*** Task material ***

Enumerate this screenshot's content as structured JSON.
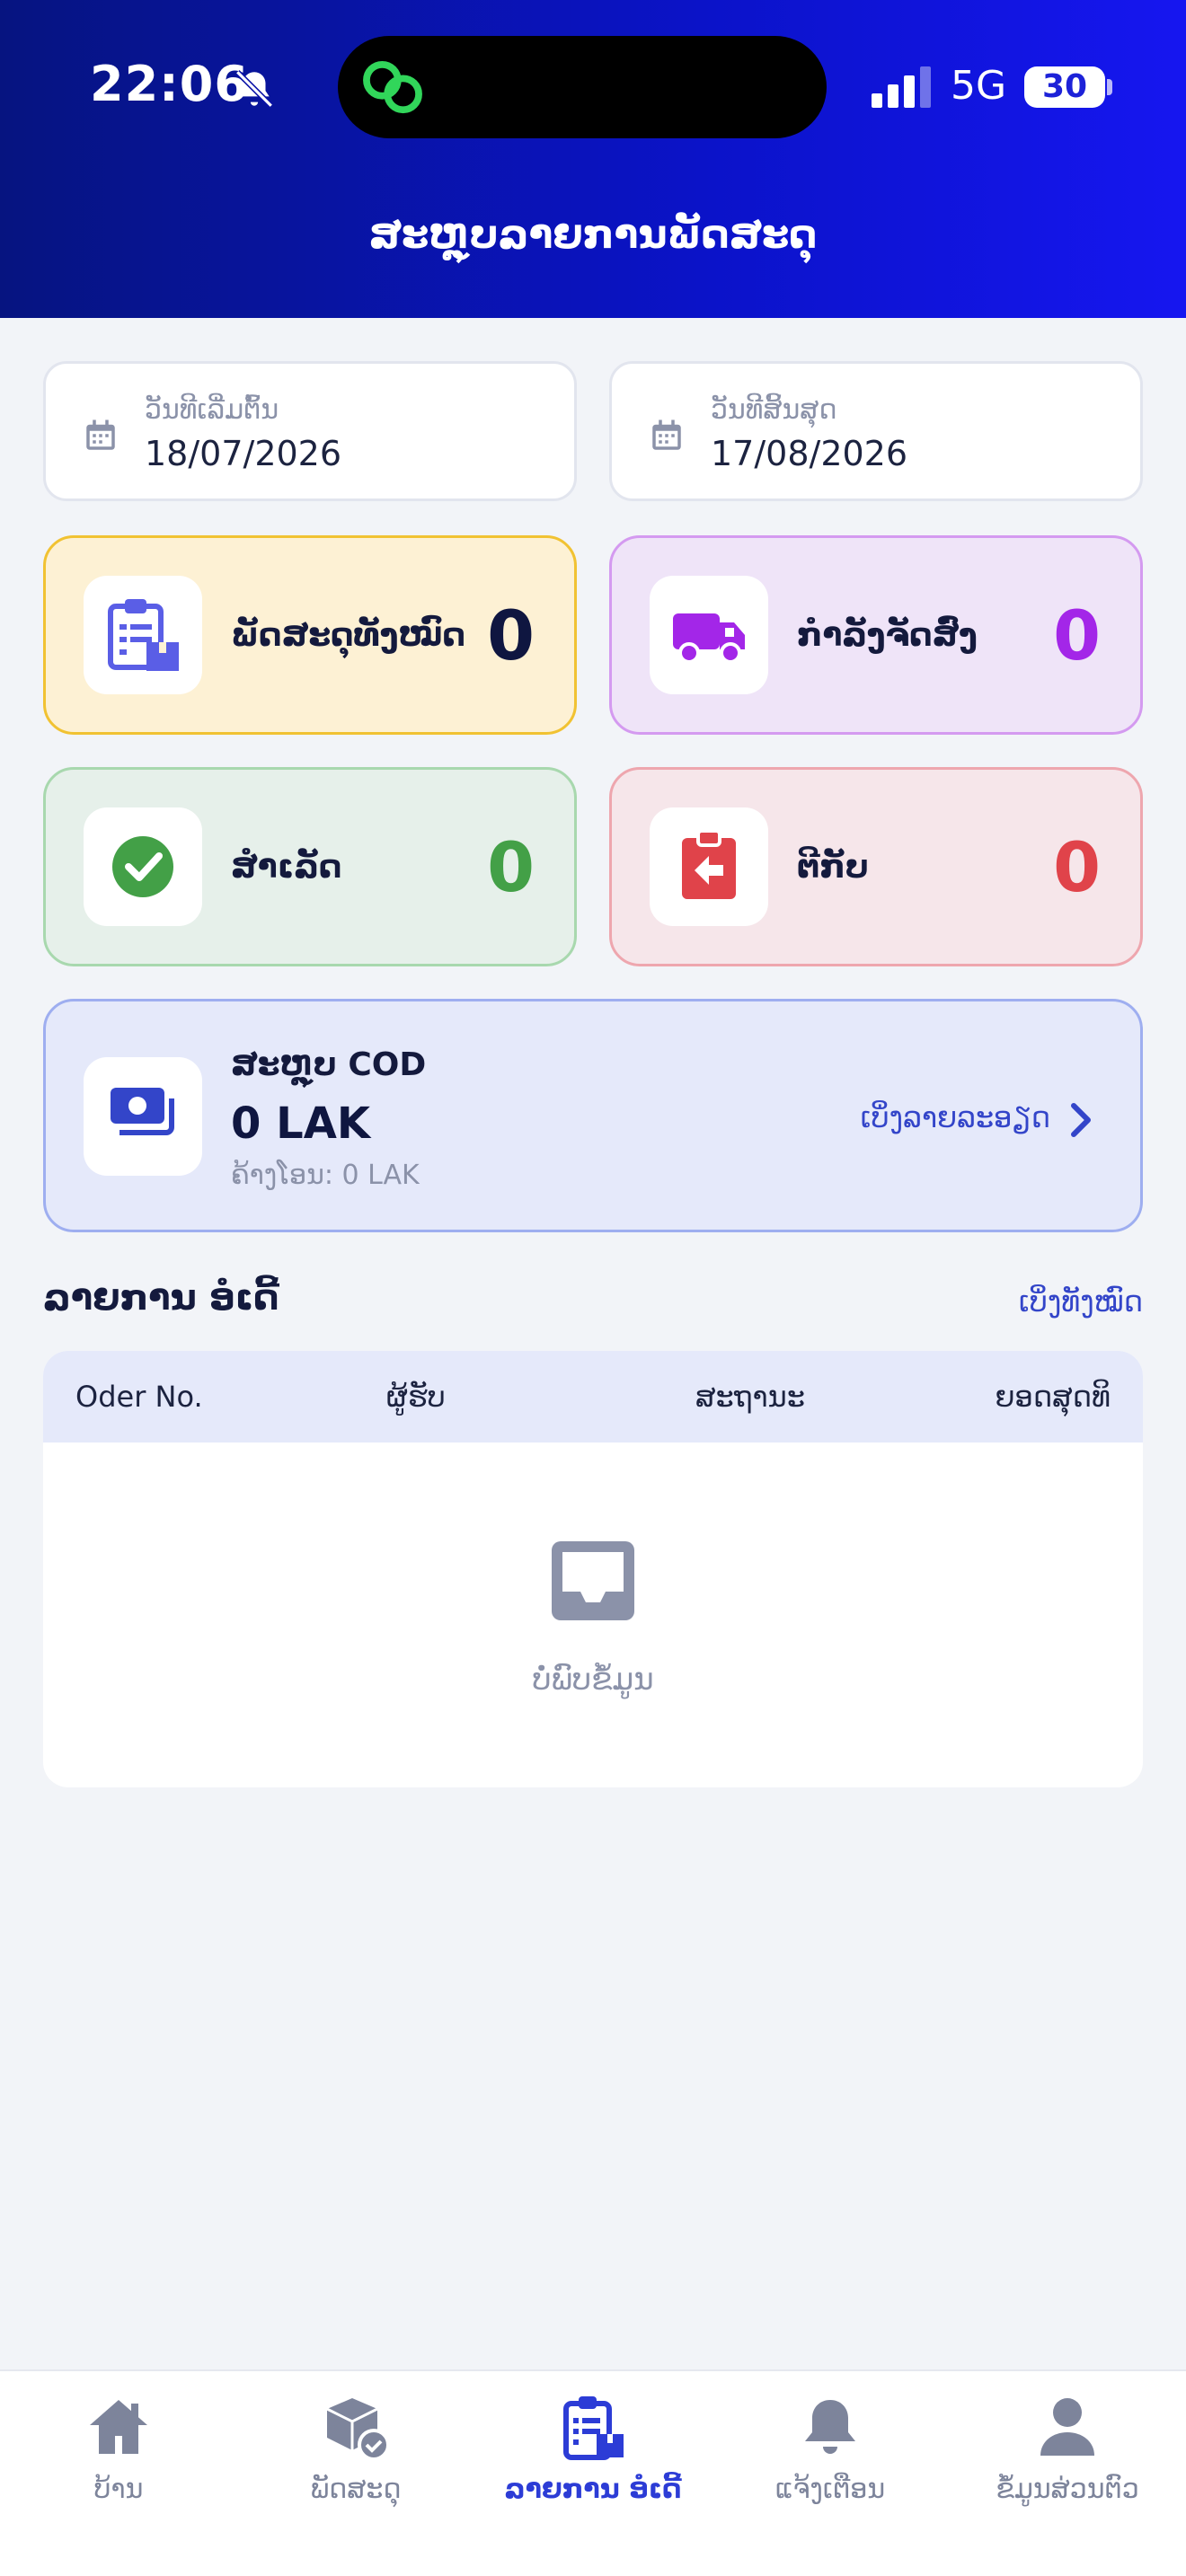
{
  "status_bar": {
    "time": "22:06",
    "network": "5G",
    "battery": "30"
  },
  "header": {
    "title": "ສະຫຼຸບລາຍການພັດສະດຸ"
  },
  "dates": {
    "start_label": "ວັນທີເລີ່ມຕົ້ນ",
    "start_value": "18/07/2026",
    "end_label": "ວັນທີສິ້ນສຸດ",
    "end_value": "17/08/2026"
  },
  "stats": [
    {
      "title": "ພັດສະດຸທັງໝົດ",
      "count": "0",
      "icon": "clipboard-box-icon",
      "color": "#0f1640",
      "bg": "#fdf1d4",
      "border": "#f1c232"
    },
    {
      "title": "ກຳລັງຈັດສົ່ງ",
      "count": "0",
      "icon": "truck-icon",
      "color": "#a326e8",
      "bg": "#efe4f8",
      "border": "#d49af0"
    },
    {
      "title": "ສຳເລັດ",
      "count": "0",
      "icon": "check-circle-icon",
      "color": "#43a047",
      "bg": "#e6f0ea",
      "border": "#a8d8ae"
    },
    {
      "title": "ຕີກັບ",
      "count": "0",
      "icon": "return-clipboard-icon",
      "color": "#e0434a",
      "bg": "#f6e6ea",
      "border": "#eea6ae"
    }
  ],
  "cod": {
    "title": "ສະຫຼຸບ COD",
    "amount": "0 LAK",
    "pending": "ຄ້າງໂອນ: 0 LAK",
    "details_link": "ເບິ່ງລາຍລະອຽດ"
  },
  "orders": {
    "title": "ລາຍການ ອໍເດີ້",
    "see_all": "ເບິ່ງທັງໝົດ",
    "columns": [
      "Oder No.",
      "ຜູ້ຮັບ",
      "ສະຖານະ",
      "ຍອດສຸດທິ"
    ],
    "empty_text": "ບໍ່ພົບຂໍ້ມູນ"
  },
  "nav": [
    {
      "label": "ບ້ານ",
      "icon": "home-icon",
      "active": false
    },
    {
      "label": "ພັດສະດຸ",
      "icon": "package-check-icon",
      "active": false
    },
    {
      "label": "ລາຍການ ອໍເດີ້",
      "icon": "clipboard-list-icon",
      "active": true
    },
    {
      "label": "ແຈ້ງເຕືອນ",
      "icon": "bell-icon",
      "active": false
    },
    {
      "label": "ຂໍ້ມູນສ່ວນຕົວ",
      "icon": "user-icon",
      "active": false
    }
  ],
  "colors": {
    "header_gradient_start": "#061480",
    "header_gradient_end": "#1616f0",
    "accent": "#2c3cd6",
    "card_cod_bg": "#e5e9fa"
  }
}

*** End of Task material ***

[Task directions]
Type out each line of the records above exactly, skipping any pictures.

[Solution for this task]
Enumerate this screenshot's content as structured JSON.
{
  "status_bar": {
    "time": "22:06",
    "network": "5G",
    "battery": "30"
  },
  "header": {
    "title": "ສະຫຼຸບລາຍການພັດສະດຸ"
  },
  "dates": {
    "start_label": "ວັນທີເລີ່ມຕົ້ນ",
    "start_value": "18/07/2026",
    "end_label": "ວັນທີສິ້ນສຸດ",
    "end_value": "17/08/2026"
  },
  "stats": [
    {
      "title": "ພັດສະດຸທັງໝົດ",
      "count": "0",
      "icon": "clipboard-box-icon",
      "color": "#0f1640",
      "bg": "#fdf1d4",
      "border": "#f1c232"
    },
    {
      "title": "ກຳລັງຈັດສົ່ງ",
      "count": "0",
      "icon": "truck-icon",
      "color": "#a326e8",
      "bg": "#efe4f8",
      "border": "#d49af0"
    },
    {
      "title": "ສຳເລັດ",
      "count": "0",
      "icon": "check-circle-icon",
      "color": "#43a047",
      "bg": "#e6f0ea",
      "border": "#a8d8ae"
    },
    {
      "title": "ຕີກັບ",
      "count": "0",
      "icon": "return-clipboard-icon",
      "color": "#e0434a",
      "bg": "#f6e6ea",
      "border": "#eea6ae"
    }
  ],
  "cod": {
    "title": "ສະຫຼຸບ COD",
    "amount": "0 LAK",
    "pending": "ຄ້າງໂອນ: 0 LAK",
    "details_link": "ເບິ່ງລາຍລະອຽດ"
  },
  "orders": {
    "title": "ລາຍການ ອໍເດີ້",
    "see_all": "ເບິ່ງທັງໝົດ",
    "columns": [
      "Oder No.",
      "ຜູ້ຮັບ",
      "ສະຖານະ",
      "ຍອດສຸດທິ"
    ],
    "empty_text": "ບໍ່ພົບຂໍ້ມູນ"
  },
  "nav": [
    {
      "label": "ບ້ານ",
      "icon": "home-icon",
      "active": false
    },
    {
      "label": "ພັດສະດຸ",
      "icon": "package-check-icon",
      "active": false
    },
    {
      "label": "ລາຍການ ອໍເດີ້",
      "icon": "clipboard-list-icon",
      "active": true
    },
    {
      "label": "ແຈ້ງເຕືອນ",
      "icon": "bell-icon",
      "active": false
    },
    {
      "label": "ຂໍ້ມູນສ່ວນຕົວ",
      "icon": "user-icon",
      "active": false
    }
  ],
  "colors": {
    "header_gradient_start": "#061480",
    "header_gradient_end": "#1616f0",
    "accent": "#2c3cd6",
    "card_cod_bg": "#e5e9fa"
  }
}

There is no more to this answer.